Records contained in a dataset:
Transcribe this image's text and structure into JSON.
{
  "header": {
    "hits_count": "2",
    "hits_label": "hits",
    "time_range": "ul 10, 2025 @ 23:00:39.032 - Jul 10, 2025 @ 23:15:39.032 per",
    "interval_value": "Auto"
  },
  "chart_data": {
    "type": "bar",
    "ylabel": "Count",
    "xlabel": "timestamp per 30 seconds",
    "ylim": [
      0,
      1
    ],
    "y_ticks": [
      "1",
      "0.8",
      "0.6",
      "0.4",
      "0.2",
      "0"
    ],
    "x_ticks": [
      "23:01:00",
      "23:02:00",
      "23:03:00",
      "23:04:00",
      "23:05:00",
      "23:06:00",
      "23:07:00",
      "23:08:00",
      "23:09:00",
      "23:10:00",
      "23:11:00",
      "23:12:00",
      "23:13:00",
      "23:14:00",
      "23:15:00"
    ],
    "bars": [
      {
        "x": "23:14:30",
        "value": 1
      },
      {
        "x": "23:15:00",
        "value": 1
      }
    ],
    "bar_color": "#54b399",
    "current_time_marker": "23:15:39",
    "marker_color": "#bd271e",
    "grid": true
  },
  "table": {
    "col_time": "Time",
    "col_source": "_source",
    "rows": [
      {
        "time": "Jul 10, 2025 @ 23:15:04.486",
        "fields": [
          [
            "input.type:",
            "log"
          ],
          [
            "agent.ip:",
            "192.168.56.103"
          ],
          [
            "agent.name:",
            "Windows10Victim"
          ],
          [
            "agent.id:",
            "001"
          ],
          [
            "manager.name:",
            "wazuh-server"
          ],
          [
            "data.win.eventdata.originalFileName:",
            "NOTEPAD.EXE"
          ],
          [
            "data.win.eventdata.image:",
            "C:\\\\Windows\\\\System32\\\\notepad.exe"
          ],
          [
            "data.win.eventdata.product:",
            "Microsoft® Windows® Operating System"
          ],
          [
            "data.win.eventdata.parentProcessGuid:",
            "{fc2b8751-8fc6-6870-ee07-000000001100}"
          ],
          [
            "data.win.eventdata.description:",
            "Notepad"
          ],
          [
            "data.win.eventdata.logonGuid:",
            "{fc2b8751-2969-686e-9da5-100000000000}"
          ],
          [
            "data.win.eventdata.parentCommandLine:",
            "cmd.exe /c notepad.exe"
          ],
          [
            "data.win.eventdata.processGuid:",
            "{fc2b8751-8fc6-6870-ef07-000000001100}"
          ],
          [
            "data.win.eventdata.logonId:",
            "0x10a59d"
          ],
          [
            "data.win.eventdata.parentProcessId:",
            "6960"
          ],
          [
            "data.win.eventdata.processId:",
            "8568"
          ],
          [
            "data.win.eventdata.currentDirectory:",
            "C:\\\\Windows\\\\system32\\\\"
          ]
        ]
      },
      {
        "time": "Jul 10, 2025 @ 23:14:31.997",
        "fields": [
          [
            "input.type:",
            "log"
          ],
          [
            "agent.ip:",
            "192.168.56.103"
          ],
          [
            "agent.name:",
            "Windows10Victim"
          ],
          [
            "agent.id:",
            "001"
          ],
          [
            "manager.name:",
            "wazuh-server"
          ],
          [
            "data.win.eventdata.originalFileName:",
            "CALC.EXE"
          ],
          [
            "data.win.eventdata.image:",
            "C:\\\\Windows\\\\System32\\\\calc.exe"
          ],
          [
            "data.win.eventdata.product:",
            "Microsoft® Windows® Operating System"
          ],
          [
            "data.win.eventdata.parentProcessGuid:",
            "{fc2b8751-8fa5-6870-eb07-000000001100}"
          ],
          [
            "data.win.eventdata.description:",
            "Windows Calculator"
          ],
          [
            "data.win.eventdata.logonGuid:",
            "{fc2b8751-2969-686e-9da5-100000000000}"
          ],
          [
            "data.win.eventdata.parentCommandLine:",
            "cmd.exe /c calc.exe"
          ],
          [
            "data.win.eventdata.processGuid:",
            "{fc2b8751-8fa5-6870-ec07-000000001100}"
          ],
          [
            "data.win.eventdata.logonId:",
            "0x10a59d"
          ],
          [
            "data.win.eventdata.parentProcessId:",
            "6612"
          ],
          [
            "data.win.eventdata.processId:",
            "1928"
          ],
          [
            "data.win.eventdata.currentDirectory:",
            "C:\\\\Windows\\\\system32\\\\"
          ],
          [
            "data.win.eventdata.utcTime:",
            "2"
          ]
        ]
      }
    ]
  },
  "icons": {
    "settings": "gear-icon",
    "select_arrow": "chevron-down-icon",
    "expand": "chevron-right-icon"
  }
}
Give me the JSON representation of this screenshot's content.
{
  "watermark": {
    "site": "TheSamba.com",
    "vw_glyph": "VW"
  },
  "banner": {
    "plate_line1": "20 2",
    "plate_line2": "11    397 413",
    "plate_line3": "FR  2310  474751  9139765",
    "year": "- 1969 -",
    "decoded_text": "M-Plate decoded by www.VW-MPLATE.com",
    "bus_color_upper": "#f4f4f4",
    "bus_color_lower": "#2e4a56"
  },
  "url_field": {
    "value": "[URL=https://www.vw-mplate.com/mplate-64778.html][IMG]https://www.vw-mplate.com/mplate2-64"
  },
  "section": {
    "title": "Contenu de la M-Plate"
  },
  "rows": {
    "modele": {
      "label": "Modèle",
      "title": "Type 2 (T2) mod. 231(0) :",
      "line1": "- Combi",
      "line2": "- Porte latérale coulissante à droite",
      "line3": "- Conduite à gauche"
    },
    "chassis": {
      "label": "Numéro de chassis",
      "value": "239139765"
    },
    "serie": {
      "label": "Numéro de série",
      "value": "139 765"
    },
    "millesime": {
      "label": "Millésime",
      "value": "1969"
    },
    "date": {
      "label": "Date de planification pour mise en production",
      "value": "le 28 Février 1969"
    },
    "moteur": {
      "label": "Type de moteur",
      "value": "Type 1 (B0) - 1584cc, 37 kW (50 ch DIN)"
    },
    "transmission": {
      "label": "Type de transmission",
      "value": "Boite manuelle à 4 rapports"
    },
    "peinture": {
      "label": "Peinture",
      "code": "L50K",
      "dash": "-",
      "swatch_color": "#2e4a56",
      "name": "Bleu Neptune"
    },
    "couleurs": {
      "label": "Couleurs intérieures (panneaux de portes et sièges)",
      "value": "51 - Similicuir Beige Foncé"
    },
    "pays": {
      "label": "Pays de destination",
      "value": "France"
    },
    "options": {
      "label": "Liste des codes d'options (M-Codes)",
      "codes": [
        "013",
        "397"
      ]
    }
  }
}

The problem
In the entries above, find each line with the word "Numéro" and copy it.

Task response
      "label": "Numéro de chassis",
      "label": "Numéro de série",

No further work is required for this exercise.